*** Exercise inputs

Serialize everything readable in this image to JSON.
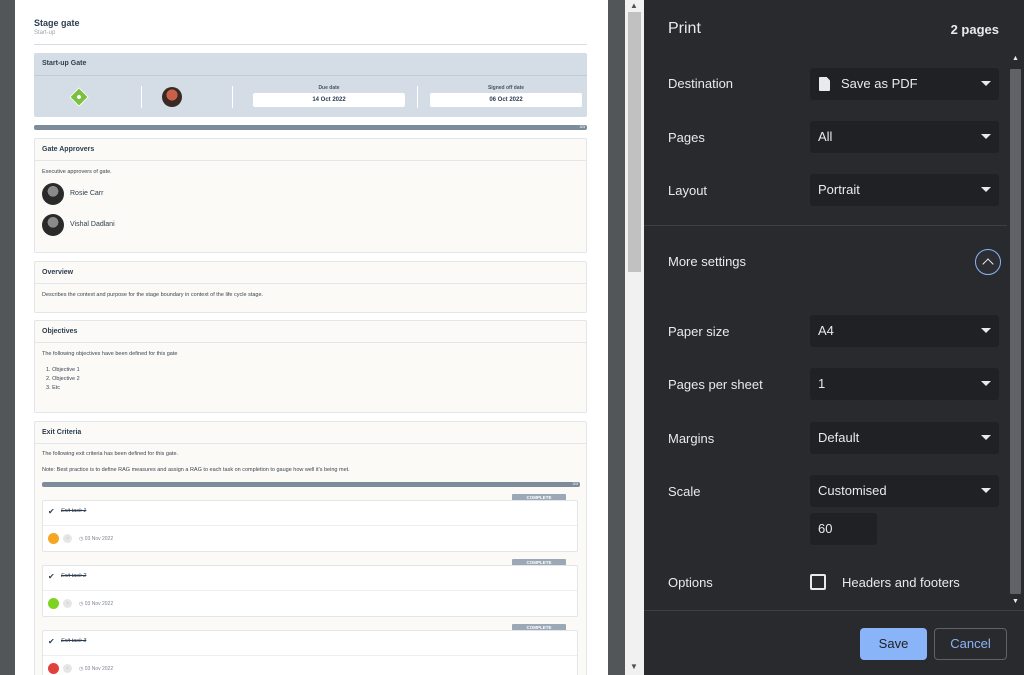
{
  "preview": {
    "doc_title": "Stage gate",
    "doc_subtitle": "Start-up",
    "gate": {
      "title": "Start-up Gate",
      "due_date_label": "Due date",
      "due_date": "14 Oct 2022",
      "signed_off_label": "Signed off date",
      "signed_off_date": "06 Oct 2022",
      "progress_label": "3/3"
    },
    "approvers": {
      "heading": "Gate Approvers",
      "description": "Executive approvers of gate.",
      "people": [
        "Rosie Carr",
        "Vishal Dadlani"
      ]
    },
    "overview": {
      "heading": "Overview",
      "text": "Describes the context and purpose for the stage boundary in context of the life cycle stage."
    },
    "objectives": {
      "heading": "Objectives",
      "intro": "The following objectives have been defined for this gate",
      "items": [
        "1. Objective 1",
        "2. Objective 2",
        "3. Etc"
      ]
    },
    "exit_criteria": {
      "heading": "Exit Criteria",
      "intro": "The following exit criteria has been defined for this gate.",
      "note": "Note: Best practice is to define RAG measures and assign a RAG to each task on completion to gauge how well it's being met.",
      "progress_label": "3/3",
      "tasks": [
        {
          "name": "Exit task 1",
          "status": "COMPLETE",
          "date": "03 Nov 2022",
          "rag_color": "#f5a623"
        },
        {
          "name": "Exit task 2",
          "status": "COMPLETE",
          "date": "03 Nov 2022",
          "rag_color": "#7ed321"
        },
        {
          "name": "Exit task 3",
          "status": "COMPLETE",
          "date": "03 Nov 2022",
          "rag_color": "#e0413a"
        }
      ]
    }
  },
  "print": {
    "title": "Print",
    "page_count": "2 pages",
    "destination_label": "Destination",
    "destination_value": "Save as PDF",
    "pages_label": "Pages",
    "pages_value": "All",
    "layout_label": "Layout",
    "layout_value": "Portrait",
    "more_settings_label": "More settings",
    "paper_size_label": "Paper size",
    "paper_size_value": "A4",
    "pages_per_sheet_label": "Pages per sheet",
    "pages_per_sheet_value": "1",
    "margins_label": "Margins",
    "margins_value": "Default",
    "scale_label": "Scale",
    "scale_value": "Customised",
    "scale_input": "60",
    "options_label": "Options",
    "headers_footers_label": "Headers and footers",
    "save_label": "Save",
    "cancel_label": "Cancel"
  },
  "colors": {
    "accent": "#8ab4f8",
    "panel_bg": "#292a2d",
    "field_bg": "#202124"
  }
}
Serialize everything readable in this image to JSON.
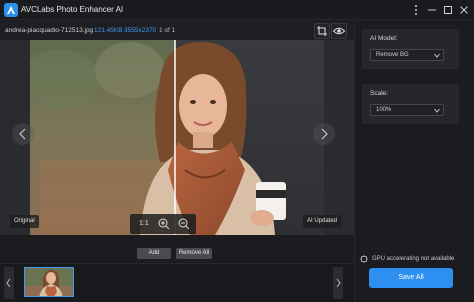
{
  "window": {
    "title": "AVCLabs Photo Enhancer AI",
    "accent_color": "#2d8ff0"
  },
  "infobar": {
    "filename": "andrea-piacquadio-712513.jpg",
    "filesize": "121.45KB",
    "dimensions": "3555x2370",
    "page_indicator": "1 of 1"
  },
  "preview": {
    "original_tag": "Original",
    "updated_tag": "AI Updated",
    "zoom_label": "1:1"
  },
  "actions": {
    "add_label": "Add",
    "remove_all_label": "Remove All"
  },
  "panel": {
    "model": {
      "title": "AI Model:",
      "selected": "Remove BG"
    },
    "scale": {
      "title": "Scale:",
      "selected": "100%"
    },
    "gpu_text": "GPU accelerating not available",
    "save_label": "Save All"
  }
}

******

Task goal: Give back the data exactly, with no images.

Solution to this exercise:
Serialize everything readable in this image to JSON.
{
  "preview": {
    "doc_title": "Stage gate",
    "doc_subtitle": "Start-up",
    "gate": {
      "title": "Start-up Gate",
      "due_date_label": "Due date",
      "due_date": "14 Oct 2022",
      "signed_off_label": "Signed off date",
      "signed_off_date": "06 Oct 2022",
      "progress_label": "3/3"
    },
    "approvers": {
      "heading": "Gate Approvers",
      "description": "Executive approvers of gate.",
      "people": [
        "Rosie Carr",
        "Vishal Dadlani"
      ]
    },
    "overview": {
      "heading": "Overview",
      "text": "Describes the context and purpose for the stage boundary in context of the life cycle stage."
    },
    "objectives": {
      "heading": "Objectives",
      "intro": "The following objectives have been defined for this gate",
      "items": [
        "1. Objective 1",
        "2. Objective 2",
        "3. Etc"
      ]
    },
    "exit_criteria": {
      "heading": "Exit Criteria",
      "intro": "The following exit criteria has been defined for this gate.",
      "note": "Note: Best practice is to define RAG measures and assign a RAG to each task on completion to gauge how well it's being met.",
      "progress_label": "3/3",
      "tasks": [
        {
          "name": "Exit task 1",
          "status": "COMPLETE",
          "date": "03 Nov 2022",
          "rag_color": "#f5a623"
        },
        {
          "name": "Exit task 2",
          "status": "COMPLETE",
          "date": "03 Nov 2022",
          "rag_color": "#7ed321"
        },
        {
          "name": "Exit task 3",
          "status": "COMPLETE",
          "date": "03 Nov 2022",
          "rag_color": "#e0413a"
        }
      ]
    }
  },
  "print": {
    "title": "Print",
    "page_count": "2 pages",
    "destination_label": "Destination",
    "destination_value": "Save as PDF",
    "pages_label": "Pages",
    "pages_value": "All",
    "layout_label": "Layout",
    "layout_value": "Portrait",
    "more_settings_label": "More settings",
    "paper_size_label": "Paper size",
    "paper_size_value": "A4",
    "pages_per_sheet_label": "Pages per sheet",
    "pages_per_sheet_value": "1",
    "margins_label": "Margins",
    "margins_value": "Default",
    "scale_label": "Scale",
    "scale_value": "Customised",
    "scale_input": "60",
    "options_label": "Options",
    "headers_footers_label": "Headers and footers",
    "save_label": "Save",
    "cancel_label": "Cancel"
  },
  "colors": {
    "accent": "#8ab4f8",
    "panel_bg": "#292a2d",
    "field_bg": "#202124"
  }
}
Serialize everything readable in this image to JSON.
{
  "window": {
    "title": "AVCLabs Photo Enhancer AI",
    "accent_color": "#2d8ff0"
  },
  "infobar": {
    "filename": "andrea-piacquadio-712513.jpg",
    "filesize": "121.45KB",
    "dimensions": "3555x2370",
    "page_indicator": "1 of 1"
  },
  "preview": {
    "original_tag": "Original",
    "updated_tag": "AI Updated",
    "zoom_label": "1:1"
  },
  "actions": {
    "add_label": "Add",
    "remove_all_label": "Remove All"
  },
  "panel": {
    "model": {
      "title": "AI Model:",
      "selected": "Remove BG"
    },
    "scale": {
      "title": "Scale:",
      "selected": "100%"
    },
    "gpu_text": "GPU accelerating not available",
    "save_label": "Save All"
  }
}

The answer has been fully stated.